* YOUR INSTRUCTIONS: Determine the number of lines in the following entries that hold the word "open". Give only that number.

* SUPPLIED ENTRIES:
════════════════════

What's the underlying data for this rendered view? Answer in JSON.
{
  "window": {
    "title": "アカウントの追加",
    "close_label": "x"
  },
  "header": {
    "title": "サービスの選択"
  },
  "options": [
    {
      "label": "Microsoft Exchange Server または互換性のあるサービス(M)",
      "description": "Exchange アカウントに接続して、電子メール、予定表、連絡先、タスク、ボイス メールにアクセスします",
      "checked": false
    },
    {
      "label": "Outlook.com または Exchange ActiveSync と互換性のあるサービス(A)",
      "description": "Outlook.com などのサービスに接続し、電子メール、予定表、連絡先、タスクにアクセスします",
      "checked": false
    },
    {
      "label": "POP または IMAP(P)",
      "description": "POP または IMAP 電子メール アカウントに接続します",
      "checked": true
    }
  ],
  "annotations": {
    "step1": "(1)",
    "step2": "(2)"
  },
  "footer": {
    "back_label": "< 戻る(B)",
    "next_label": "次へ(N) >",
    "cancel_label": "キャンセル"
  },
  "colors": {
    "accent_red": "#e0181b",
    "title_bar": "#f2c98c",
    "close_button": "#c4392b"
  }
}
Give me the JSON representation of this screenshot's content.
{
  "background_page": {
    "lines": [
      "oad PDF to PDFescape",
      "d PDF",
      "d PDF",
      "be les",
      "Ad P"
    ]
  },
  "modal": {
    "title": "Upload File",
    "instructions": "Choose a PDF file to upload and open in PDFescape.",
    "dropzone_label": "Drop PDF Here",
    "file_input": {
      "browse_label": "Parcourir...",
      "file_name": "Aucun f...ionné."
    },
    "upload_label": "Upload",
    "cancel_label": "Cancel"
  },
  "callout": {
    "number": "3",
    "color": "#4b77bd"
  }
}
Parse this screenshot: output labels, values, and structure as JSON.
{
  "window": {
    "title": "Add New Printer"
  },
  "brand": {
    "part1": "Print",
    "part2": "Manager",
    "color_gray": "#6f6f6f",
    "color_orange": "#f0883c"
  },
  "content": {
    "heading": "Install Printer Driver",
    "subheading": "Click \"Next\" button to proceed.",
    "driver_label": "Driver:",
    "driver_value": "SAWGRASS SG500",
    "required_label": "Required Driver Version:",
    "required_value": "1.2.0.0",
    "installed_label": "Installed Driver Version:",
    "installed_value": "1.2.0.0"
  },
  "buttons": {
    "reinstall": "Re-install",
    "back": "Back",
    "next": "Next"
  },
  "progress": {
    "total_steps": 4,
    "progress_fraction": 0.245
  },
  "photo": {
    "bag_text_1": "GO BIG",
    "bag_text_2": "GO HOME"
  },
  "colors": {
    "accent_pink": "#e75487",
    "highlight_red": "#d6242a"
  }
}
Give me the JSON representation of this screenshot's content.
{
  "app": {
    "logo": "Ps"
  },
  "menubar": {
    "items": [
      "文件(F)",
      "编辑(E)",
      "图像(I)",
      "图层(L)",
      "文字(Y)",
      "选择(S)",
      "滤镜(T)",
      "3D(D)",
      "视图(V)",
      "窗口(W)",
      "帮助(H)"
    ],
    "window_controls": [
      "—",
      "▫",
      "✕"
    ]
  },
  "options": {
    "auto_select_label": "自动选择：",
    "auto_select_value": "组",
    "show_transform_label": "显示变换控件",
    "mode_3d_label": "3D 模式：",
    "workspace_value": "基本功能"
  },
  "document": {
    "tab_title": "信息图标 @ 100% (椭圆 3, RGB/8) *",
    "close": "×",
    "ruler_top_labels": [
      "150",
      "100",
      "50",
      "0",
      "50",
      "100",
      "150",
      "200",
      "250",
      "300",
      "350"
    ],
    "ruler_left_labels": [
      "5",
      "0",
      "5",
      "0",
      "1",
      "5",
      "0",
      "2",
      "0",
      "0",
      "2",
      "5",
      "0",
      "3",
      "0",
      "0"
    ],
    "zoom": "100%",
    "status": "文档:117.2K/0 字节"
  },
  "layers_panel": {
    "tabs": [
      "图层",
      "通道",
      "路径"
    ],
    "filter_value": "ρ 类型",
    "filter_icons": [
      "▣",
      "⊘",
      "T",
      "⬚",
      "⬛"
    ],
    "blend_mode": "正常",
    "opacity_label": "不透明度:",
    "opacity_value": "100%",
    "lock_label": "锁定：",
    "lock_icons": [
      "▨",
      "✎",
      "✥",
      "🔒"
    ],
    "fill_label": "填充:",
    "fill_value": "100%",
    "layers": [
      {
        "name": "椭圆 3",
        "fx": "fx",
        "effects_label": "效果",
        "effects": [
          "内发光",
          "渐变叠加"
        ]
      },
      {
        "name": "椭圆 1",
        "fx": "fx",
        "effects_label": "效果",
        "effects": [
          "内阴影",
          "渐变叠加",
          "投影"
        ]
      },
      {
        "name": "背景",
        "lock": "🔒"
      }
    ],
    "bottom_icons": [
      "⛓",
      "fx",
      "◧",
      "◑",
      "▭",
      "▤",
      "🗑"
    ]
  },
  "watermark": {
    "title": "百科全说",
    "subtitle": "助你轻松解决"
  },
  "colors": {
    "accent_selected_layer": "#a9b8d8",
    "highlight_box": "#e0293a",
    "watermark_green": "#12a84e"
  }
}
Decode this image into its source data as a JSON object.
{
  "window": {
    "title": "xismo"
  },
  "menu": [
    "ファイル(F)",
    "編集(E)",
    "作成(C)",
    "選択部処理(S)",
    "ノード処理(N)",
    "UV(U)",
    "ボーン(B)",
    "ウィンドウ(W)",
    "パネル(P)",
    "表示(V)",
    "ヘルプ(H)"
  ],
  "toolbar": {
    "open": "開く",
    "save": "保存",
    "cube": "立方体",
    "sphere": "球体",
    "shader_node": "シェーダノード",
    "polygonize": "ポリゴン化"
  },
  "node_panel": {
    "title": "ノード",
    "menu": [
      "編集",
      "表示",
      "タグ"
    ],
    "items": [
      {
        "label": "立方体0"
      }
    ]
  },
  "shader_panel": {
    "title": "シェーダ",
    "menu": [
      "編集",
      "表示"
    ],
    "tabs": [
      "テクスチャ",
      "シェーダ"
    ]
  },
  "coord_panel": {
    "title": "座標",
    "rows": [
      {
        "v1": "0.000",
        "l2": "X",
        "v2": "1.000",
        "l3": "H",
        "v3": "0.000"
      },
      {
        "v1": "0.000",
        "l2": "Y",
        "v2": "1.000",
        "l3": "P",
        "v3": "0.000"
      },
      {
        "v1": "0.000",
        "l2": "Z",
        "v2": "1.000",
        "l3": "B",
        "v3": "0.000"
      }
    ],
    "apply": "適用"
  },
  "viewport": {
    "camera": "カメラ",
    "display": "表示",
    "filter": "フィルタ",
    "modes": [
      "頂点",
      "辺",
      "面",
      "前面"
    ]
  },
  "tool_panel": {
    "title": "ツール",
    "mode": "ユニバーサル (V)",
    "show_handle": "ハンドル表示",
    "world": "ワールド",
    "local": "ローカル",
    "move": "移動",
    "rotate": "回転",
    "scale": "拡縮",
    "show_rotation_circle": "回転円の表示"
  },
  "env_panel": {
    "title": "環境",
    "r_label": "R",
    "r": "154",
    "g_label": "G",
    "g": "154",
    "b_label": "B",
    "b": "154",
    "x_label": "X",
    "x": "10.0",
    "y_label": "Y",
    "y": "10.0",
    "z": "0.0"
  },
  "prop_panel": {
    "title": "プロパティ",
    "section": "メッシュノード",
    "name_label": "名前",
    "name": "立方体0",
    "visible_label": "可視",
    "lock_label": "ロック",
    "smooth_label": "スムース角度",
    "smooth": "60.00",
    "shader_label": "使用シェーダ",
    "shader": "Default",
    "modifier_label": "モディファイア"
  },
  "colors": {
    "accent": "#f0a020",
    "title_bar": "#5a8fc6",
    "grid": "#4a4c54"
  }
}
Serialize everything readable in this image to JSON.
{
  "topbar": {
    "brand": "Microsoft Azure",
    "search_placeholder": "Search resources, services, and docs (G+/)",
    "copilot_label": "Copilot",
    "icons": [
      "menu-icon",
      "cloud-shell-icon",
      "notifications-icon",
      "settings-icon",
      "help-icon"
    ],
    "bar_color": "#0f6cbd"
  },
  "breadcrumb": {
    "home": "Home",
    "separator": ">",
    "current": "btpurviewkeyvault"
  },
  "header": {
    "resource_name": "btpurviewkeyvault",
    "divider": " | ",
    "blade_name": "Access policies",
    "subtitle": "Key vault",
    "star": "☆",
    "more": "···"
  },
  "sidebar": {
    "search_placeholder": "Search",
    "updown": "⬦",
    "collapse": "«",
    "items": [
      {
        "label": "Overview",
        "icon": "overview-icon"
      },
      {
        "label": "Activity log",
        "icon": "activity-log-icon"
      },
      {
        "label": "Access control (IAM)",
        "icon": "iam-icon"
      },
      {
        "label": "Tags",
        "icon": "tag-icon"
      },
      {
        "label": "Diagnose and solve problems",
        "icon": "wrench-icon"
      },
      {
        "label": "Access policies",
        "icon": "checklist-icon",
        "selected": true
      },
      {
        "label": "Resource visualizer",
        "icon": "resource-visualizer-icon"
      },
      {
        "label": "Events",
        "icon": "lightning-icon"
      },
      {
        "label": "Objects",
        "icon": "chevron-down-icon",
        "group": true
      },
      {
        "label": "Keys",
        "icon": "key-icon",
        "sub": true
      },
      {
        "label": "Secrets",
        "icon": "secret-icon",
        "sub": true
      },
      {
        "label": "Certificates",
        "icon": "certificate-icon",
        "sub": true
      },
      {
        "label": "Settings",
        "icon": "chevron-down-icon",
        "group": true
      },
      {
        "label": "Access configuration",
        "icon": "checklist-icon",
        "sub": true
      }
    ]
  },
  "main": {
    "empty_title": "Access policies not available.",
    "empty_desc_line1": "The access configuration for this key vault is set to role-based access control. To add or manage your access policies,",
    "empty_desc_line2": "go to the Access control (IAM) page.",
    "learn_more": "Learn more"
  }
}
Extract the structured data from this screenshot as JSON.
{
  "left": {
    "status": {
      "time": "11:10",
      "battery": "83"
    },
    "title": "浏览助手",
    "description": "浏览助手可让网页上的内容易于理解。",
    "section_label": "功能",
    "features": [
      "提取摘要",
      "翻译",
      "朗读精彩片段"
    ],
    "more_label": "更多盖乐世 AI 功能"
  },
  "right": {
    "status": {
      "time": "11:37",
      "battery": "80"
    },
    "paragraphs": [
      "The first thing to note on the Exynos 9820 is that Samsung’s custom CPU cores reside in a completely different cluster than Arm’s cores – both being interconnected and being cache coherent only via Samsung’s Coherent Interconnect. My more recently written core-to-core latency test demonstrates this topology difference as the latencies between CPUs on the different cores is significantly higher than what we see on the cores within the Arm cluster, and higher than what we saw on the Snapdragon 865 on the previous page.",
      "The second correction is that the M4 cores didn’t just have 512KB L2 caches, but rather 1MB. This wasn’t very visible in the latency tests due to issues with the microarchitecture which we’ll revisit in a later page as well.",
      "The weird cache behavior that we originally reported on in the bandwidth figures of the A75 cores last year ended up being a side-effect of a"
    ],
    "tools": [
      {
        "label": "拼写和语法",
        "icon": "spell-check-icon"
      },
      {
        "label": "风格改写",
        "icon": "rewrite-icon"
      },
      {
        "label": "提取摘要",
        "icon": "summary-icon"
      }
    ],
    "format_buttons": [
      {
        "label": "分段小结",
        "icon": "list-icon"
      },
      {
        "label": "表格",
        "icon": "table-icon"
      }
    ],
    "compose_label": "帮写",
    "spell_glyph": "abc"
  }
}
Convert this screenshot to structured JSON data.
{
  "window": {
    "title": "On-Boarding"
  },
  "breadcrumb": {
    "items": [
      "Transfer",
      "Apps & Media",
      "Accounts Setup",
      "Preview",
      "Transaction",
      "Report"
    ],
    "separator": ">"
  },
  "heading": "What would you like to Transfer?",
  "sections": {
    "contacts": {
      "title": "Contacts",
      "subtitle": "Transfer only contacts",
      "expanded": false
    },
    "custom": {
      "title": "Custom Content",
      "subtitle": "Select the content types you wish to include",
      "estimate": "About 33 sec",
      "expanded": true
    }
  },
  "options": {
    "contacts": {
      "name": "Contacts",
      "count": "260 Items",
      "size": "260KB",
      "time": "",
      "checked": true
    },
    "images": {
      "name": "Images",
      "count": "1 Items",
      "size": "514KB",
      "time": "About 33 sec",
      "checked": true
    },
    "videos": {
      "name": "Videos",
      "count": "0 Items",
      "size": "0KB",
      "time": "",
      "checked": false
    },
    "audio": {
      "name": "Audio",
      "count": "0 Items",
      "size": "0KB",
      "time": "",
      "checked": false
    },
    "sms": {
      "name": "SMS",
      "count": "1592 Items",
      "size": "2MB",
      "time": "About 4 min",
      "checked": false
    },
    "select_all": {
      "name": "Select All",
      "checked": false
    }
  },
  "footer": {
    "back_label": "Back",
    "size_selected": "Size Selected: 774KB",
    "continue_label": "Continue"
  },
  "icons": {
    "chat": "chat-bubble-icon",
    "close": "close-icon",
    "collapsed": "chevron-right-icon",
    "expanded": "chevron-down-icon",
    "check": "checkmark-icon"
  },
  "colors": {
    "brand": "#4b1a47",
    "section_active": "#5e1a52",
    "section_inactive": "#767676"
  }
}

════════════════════

* WRITTEN RESPONSE: 2